- Instructions to follow -
Please give the listing underneath again, exactly as shown.
*** Begin section ***
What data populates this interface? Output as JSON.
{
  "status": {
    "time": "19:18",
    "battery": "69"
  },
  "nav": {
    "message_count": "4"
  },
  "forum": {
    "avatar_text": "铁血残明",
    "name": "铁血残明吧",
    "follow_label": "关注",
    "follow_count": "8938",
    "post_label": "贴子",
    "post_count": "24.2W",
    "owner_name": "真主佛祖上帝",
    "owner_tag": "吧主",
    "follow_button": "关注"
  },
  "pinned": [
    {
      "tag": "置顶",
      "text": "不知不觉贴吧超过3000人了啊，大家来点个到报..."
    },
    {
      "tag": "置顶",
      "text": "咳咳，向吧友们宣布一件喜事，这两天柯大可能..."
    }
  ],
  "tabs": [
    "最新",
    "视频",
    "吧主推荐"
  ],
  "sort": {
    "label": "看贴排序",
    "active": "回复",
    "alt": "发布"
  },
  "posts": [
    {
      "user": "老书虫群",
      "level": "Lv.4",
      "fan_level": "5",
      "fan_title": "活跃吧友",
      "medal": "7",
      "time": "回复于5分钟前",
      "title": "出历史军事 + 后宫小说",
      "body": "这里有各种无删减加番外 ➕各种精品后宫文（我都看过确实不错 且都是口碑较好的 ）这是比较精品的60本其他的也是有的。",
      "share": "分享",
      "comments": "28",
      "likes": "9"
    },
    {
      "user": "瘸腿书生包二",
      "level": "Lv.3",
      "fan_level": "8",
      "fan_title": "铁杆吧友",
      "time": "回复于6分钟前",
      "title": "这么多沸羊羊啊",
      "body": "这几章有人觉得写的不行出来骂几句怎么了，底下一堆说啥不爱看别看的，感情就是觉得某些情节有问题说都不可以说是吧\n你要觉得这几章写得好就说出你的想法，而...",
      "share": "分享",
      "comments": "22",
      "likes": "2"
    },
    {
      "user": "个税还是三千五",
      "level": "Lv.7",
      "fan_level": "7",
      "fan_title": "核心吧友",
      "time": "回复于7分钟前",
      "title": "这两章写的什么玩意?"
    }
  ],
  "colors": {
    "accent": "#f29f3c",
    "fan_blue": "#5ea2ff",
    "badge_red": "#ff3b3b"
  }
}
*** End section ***
- Output for this task -
What data populates this interface? Output as JSON.
{
  "status": {
    "time": "19:18",
    "battery": "69"
  },
  "nav": {
    "message_count": "4"
  },
  "forum": {
    "avatar_text": "铁血残明",
    "name": "铁血残明吧",
    "follow_label": "关注",
    "follow_count": "8938",
    "post_label": "贴子",
    "post_count": "24.2W",
    "owner_name": "真主佛祖上帝",
    "owner_tag": "吧主",
    "follow_button": "关注"
  },
  "pinned": [
    {
      "tag": "置顶",
      "text": "不知不觉贴吧超过3000人了啊，大家来点个到报..."
    },
    {
      "tag": "置顶",
      "text": "咳咳，向吧友们宣布一件喜事，这两天柯大可能..."
    }
  ],
  "tabs": [
    "最新",
    "视频",
    "吧主推荐"
  ],
  "sort": {
    "label": "看贴排序",
    "active": "回复",
    "alt": "发布"
  },
  "posts": [
    {
      "user": "老书虫群",
      "level": "Lv.4",
      "fan_level": "5",
      "fan_title": "活跃吧友",
      "medal": "7",
      "time": "回复于5分钟前",
      "title": "出历史军事 + 后宫小说",
      "body": "这里有各种无删减加番外 ➕各种精品后宫文（我都看过确实不错 且都是口碑较好的 ）这是比较精品的60本其他的也是有的。",
      "share": "分享",
      "comments": "28",
      "likes": "9"
    },
    {
      "user": "瘸腿书生包二",
      "level": "Lv.3",
      "fan_level": "8",
      "fan_title": "铁杆吧友",
      "time": "回复于6分钟前",
      "title": "这么多沸羊羊啊",
      "body": "这几章有人觉得写的不行出来骂几句怎么了，底下一堆说啥不爱看别看的，感情就是觉得某些情节有问题说都不可以说是吧\n你要觉得这几章写得好就说出你的想法，而...",
      "share": "分享",
      "comments": "22",
      "likes": "2"
    },
    {
      "user": "个税还是三千五",
      "level": "Lv.7",
      "fan_level": "7",
      "fan_title": "核心吧友",
      "time": "回复于7分钟前",
      "title": "这两章写的什么玩意?"
    }
  ],
  "colors": {
    "accent": "#f29f3c",
    "fan_blue": "#5ea2ff",
    "badge_red": "#ff3b3b"
  }
}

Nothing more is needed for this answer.